Element data from apps and pages:

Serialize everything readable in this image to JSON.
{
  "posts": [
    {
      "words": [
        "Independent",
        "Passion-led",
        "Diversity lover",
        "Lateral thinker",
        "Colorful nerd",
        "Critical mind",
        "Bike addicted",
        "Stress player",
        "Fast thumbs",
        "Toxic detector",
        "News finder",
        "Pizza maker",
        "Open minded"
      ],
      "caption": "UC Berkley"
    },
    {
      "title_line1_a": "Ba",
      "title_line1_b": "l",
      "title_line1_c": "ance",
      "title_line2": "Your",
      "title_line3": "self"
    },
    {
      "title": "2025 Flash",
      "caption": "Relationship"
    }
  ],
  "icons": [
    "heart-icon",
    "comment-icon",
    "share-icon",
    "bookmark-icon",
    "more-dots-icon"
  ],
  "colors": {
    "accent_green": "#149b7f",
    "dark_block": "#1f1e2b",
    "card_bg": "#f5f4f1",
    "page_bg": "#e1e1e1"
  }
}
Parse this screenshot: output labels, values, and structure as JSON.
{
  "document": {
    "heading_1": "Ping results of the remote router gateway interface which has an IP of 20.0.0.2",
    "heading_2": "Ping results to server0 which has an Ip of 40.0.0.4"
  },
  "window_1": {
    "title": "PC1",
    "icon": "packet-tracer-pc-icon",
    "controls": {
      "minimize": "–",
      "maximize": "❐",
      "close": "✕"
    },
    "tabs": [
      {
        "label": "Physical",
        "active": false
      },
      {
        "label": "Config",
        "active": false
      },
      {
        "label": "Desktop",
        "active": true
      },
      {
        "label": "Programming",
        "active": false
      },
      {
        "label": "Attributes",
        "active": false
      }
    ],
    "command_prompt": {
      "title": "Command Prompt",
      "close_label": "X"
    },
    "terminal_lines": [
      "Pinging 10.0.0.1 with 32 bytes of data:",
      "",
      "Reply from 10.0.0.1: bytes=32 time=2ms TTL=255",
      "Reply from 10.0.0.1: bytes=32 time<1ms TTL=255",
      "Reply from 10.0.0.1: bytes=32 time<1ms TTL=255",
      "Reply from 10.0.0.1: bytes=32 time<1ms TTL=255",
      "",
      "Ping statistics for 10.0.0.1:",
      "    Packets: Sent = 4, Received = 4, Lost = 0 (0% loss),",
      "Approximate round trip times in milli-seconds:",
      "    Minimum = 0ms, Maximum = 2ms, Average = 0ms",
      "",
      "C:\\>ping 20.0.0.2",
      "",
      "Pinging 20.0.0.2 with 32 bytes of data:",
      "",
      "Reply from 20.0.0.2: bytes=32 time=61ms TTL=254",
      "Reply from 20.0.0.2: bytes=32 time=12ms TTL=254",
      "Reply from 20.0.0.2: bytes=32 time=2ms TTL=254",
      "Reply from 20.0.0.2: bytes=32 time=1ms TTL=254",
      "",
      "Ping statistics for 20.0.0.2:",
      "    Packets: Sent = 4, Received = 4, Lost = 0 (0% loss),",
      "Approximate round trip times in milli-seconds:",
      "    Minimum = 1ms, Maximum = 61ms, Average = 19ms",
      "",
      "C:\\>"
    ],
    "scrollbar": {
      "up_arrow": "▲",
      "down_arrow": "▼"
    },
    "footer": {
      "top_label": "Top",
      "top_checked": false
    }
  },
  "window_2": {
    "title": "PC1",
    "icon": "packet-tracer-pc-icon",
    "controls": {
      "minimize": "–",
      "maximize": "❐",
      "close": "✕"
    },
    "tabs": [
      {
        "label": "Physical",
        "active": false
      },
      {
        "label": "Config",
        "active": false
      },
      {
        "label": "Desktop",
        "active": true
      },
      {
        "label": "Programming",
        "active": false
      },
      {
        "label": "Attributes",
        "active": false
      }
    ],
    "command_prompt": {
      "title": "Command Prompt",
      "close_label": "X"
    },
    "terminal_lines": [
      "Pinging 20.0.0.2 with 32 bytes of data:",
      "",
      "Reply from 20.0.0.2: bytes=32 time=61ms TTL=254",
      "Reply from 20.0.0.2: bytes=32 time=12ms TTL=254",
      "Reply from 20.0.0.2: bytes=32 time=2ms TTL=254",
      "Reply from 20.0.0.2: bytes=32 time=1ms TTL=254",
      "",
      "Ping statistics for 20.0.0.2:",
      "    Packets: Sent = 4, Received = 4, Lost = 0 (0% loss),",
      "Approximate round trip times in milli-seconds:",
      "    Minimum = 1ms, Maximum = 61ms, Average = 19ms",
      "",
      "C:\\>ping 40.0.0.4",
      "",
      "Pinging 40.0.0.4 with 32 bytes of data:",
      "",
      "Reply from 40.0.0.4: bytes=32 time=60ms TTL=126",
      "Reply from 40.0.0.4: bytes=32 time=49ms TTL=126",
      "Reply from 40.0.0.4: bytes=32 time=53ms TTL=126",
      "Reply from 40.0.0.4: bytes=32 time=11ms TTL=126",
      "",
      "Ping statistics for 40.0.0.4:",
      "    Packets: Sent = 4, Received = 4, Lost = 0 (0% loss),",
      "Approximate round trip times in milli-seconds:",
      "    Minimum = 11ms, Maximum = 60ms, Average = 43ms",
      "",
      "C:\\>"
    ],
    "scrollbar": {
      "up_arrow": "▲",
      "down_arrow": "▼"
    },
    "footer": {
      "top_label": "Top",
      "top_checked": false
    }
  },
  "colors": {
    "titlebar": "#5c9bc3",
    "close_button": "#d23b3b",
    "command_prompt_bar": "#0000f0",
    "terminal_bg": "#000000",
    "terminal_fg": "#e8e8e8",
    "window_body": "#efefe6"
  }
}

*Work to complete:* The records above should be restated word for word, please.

*Exercise solution:*
Serialize everything readable in this image to JSON.
{
  "posts": [
    {
      "words": [
        "Independent",
        "Passion-led",
        "Diversity lover",
        "Lateral thinker",
        "Colorful nerd",
        "Critical mind",
        "Bike addicted",
        "Stress player",
        "Fast thumbs",
        "Toxic detector",
        "News finder",
        "Pizza maker",
        "Open minded"
      ],
      "caption": "UC Berkley"
    },
    {
      "title_line1_a": "Ba",
      "title_line1_b": "l",
      "title_line1_c": "ance",
      "title_line2": "Your",
      "title_line3": "self"
    },
    {
      "title": "2025 Flash",
      "caption": "Relationship"
    }
  ],
  "icons": [
    "heart-icon",
    "comment-icon",
    "share-icon",
    "bookmark-icon",
    "more-dots-icon"
  ],
  "colors": {
    "accent_green": "#149b7f",
    "dark_block": "#1f1e2b",
    "card_bg": "#f5f4f1",
    "page_bg": "#e1e1e1"
  }
}
Parse this screenshot: output labels, values, and structure as JSON.
{
  "document": {
    "heading_1": "Ping results of the remote router gateway interface which has an IP of 20.0.0.2",
    "heading_2": "Ping results to server0 which has an Ip of 40.0.0.4"
  },
  "window_1": {
    "title": "PC1",
    "icon": "packet-tracer-pc-icon",
    "controls": {
      "minimize": "–",
      "maximize": "❐",
      "close": "✕"
    },
    "tabs": [
      {
        "label": "Physical",
        "active": false
      },
      {
        "label": "Config",
        "active": false
      },
      {
        "label": "Desktop",
        "active": true
      },
      {
        "label": "Programming",
        "active": false
      },
      {
        "label": "Attributes",
        "active": false
      }
    ],
    "command_prompt": {
      "title": "Command Prompt",
      "close_label": "X"
    },
    "terminal_lines": [
      "Pinging 10.0.0.1 with 32 bytes of data:",
      "",
      "Reply from 10.0.0.1: bytes=32 time=2ms TTL=255",
      "Reply from 10.0.0.1: bytes=32 time<1ms TTL=255",
      "Reply from 10.0.0.1: bytes=32 time<1ms TTL=255",
      "Reply from 10.0.0.1: bytes=32 time<1ms TTL=255",
      "",
      "Ping statistics for 10.0.0.1:",
      "    Packets: Sent = 4, Received = 4, Lost = 0 (0% loss),",
      "Approximate round trip times in milli-seconds:",
      "    Minimum = 0ms, Maximum = 2ms, Average = 0ms",
      "",
      "C:\\>ping 20.0.0.2",
      "",
      "Pinging 20.0.0.2 with 32 bytes of data:",
      "",
      "Reply from 20.0.0.2: bytes=32 time=61ms TTL=254",
      "Reply from 20.0.0.2: bytes=32 time=12ms TTL=254",
      "Reply from 20.0.0.2: bytes=32 time=2ms TTL=254",
      "Reply from 20.0.0.2: bytes=32 time=1ms TTL=254",
      "",
      "Ping statistics for 20.0.0.2:",
      "    Packets: Sent = 4, Received = 4, Lost = 0 (0% loss),",
      "Approximate round trip times in milli-seconds:",
      "    Minimum = 1ms, Maximum = 61ms, Average = 19ms",
      "",
      "C:\\>"
    ],
    "scrollbar": {
      "up_arrow": "▲",
      "down_arrow": "▼"
    },
    "footer": {
      "top_label": "Top",
      "top_checked": false
    }
  },
  "window_2": {
    "title": "PC1",
    "icon": "packet-tracer-pc-icon",
    "controls": {
      "minimize": "–",
      "maximize": "❐",
      "close": "✕"
    },
    "tabs": [
      {
        "label": "Physical",
        "active": false
      },
      {
        "label": "Config",
        "active": false
      },
      {
        "label": "Desktop",
        "active": true
      },
      {
        "label": "Programming",
        "active": false
      },
      {
        "label": "Attributes",
        "active": false
      }
    ],
    "command_prompt": {
      "title": "Command Prompt",
      "close_label": "X"
    },
    "terminal_lines": [
      "Pinging 20.0.0.2 with 32 bytes of data:",
      "",
      "Reply from 20.0.0.2: bytes=32 time=61ms TTL=254",
      "Reply from 20.0.0.2: bytes=32 time=12ms TTL=254",
      "Reply from 20.0.0.2: bytes=32 time=2ms TTL=254",
      "Reply from 20.0.0.2: bytes=32 time=1ms TTL=254",
      "",
      "Ping statistics for 20.0.0.2:",
      "    Packets: Sent = 4, Received = 4, Lost = 0 (0% loss),",
      "Approximate round trip times in milli-seconds:",
      "    Minimum = 1ms, Maximum = 61ms, Average = 19ms",
      "",
      "C:\\>ping 40.0.0.4",
      "",
      "Pinging 40.0.0.4 with 32 bytes of data:",
      "",
      "Reply from 40.0.0.4: bytes=32 time=60ms TTL=126",
      "Reply from 40.0.0.4: bytes=32 time=49ms TTL=126",
      "Reply from 40.0.0.4: bytes=32 time=53ms TTL=126",
      "Reply from 40.0.0.4: bytes=32 time=11ms TTL=126",
      "",
      "Ping statistics for 40.0.0.4:",
      "    Packets: Sent = 4, Received = 4, Lost = 0 (0% loss),",
      "Approximate round trip times in milli-seconds:",
      "    Minimum = 11ms, Maximum = 60ms, Average = 43ms",
      "",
      "C:\\>"
    ],
    "scrollbar": {
      "up_arrow": "▲",
      "down_arrow": "▼"
    },
    "footer": {
      "top_label": "Top",
      "top_checked": false
    }
  },
  "colors": {
    "titlebar": "#5c9bc3",
    "close_button": "#d23b3b",
    "command_prompt_bar": "#0000f0",
    "terminal_bg": "#000000",
    "terminal_fg": "#e8e8e8",
    "window_body": "#efefe6"
  }
}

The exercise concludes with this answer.